Individual Tax Rates
For most of us, the rates that are most pertinent are Individual Tax Rates. The following are 2021 tax rates, taken from the IRS.gov website:
The tax items for tax year 2021 of greatest interest to most taxpayers include the following dollar amounts:
- The standard deduction for married couples filing jointly for tax year 2021 rises to $25,100, up $300 from the prior year. For single taxpayers and married individuals filing separately, the standard deduction rises to $12,550 for 2021, up $150, and for heads of households, the standard deduction will be $18,800 for tax year 2021, up $150.
- The personal exemption for tax year 2021 remains at 0, as it was for 2020; this elimination of the personal exemption was a provision in the Tax Cuts and Jobs Act.
- Marginal Rates: For tax year 2021, the top tax rate remains 37% for individual single taxpayers with incomes greater than $523,600 ($628,300 for married couples filing jointly). The other rates are:
- 35%, for incomes over $209,425 ($418,850 for married couples filing jointly);
- 32% for incomes over $164,925 ($329,850 for married couples filing jointly);
- 24% for incomes over $86,375 ($172,750 for married couples filing jointly);

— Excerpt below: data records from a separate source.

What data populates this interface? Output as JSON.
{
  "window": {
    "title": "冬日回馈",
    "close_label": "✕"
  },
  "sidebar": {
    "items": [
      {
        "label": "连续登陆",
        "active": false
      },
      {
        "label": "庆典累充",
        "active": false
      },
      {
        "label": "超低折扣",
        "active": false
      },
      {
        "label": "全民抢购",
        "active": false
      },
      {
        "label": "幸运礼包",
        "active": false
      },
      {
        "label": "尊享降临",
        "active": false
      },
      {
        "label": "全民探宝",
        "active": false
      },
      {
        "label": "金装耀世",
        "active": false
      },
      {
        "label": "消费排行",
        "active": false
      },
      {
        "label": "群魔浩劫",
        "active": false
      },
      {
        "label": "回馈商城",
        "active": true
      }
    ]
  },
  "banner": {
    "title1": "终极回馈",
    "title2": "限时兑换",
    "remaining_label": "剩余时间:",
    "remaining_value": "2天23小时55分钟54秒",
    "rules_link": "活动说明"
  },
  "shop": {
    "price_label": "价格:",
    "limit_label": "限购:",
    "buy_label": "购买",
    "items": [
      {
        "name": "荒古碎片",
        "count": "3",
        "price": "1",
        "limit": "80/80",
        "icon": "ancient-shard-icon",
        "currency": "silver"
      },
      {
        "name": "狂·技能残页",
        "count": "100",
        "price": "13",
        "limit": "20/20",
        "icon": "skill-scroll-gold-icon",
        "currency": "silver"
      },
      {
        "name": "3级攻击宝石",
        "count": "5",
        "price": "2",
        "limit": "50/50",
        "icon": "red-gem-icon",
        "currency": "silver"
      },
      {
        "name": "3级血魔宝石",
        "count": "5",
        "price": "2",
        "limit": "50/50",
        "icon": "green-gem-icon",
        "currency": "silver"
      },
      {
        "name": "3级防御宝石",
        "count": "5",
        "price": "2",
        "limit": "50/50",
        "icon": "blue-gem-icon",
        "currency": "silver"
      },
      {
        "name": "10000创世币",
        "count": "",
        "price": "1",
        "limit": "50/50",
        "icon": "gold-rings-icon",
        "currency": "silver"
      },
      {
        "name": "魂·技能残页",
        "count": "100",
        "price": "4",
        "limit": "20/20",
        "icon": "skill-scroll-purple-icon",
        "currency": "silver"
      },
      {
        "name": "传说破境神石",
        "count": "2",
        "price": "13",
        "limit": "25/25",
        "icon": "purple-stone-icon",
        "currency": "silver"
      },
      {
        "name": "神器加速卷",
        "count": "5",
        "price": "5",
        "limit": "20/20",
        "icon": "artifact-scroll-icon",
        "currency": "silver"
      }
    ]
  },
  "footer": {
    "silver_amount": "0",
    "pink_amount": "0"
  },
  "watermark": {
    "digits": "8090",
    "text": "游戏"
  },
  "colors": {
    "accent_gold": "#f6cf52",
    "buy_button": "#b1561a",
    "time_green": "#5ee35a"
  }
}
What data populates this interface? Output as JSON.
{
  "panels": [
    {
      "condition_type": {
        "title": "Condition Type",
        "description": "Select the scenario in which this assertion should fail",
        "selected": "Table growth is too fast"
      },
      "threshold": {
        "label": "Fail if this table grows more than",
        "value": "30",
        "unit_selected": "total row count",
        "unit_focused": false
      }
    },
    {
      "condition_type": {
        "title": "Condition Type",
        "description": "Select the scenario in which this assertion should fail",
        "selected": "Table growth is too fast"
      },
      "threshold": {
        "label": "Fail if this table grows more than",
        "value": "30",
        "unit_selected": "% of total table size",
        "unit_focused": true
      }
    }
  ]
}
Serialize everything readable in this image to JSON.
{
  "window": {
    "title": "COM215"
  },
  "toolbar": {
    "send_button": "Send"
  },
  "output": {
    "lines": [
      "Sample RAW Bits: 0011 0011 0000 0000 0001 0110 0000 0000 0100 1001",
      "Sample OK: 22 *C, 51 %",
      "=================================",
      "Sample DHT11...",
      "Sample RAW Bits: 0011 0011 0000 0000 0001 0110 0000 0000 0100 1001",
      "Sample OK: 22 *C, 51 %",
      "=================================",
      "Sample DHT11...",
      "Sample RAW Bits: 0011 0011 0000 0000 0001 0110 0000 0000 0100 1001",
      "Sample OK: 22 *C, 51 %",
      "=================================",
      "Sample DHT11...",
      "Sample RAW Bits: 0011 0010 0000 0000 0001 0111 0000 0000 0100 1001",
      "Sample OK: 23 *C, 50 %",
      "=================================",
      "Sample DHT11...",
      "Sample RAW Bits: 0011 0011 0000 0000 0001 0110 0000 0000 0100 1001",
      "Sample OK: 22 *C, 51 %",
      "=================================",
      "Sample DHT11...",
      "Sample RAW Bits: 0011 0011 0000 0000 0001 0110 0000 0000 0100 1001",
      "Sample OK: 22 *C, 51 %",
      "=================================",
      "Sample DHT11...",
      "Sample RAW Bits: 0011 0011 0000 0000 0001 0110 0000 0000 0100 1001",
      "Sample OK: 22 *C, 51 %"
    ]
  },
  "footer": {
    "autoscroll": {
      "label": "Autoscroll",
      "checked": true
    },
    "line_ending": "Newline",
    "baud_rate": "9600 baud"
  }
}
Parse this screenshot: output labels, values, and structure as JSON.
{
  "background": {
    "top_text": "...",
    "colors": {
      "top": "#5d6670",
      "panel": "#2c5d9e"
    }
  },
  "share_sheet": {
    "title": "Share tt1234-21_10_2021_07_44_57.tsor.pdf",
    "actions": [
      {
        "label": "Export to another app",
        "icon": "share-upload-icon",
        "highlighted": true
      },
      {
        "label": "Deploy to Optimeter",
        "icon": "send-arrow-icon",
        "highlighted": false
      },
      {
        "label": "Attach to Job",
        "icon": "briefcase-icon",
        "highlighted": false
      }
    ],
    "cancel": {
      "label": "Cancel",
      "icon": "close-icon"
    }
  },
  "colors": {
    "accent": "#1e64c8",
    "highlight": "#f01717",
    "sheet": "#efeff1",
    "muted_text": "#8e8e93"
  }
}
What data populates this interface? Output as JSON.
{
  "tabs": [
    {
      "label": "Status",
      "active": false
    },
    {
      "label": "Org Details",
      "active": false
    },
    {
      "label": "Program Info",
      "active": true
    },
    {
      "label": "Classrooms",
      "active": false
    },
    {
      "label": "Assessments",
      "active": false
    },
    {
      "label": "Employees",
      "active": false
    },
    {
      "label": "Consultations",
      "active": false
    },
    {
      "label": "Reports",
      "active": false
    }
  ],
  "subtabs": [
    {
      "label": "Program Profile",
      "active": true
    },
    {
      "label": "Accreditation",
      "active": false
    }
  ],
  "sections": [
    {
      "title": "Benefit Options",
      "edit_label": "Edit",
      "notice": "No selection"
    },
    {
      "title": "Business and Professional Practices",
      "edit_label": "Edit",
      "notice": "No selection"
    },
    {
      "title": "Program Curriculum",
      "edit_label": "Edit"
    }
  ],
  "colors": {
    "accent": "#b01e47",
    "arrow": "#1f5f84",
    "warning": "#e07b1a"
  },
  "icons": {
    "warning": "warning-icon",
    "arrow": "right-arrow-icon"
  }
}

- 22% for incomes over $40,525 ($81,050 for married couples filing jointly);
- 12% for incomes over $9,950 ($19,900 for married couples filing jointly).
- The lowest rate is 10% for incomes of single individuals with incomes of $9,950 or less ($19,900 for married couples filing jointly).
If in fact these rates remain the law through 2021, think about how you might use this standard deduction and these tax brackets to minimize your tax burden this year. Alternatively, perhaps use this information to pay taxes this year at a lower rate so that you don’t pay even higher taxes next year if and when the law changes. Hopefully soon you will have the proposed new tax laws and brackets to help you with that planning.
With the Democrats in power in DC and with astronomical budget deficits due to efforts to prop up the economy as a result of Covid, I think it is a pretty safe bet that taxes will be going up. However, I believe part of the recovery plan will be to keep them at their current lower rates this year, then raise them in 2022 when hopefully Covid will not be as much of a problem. Let’s see if I and the others who agree with me are correct.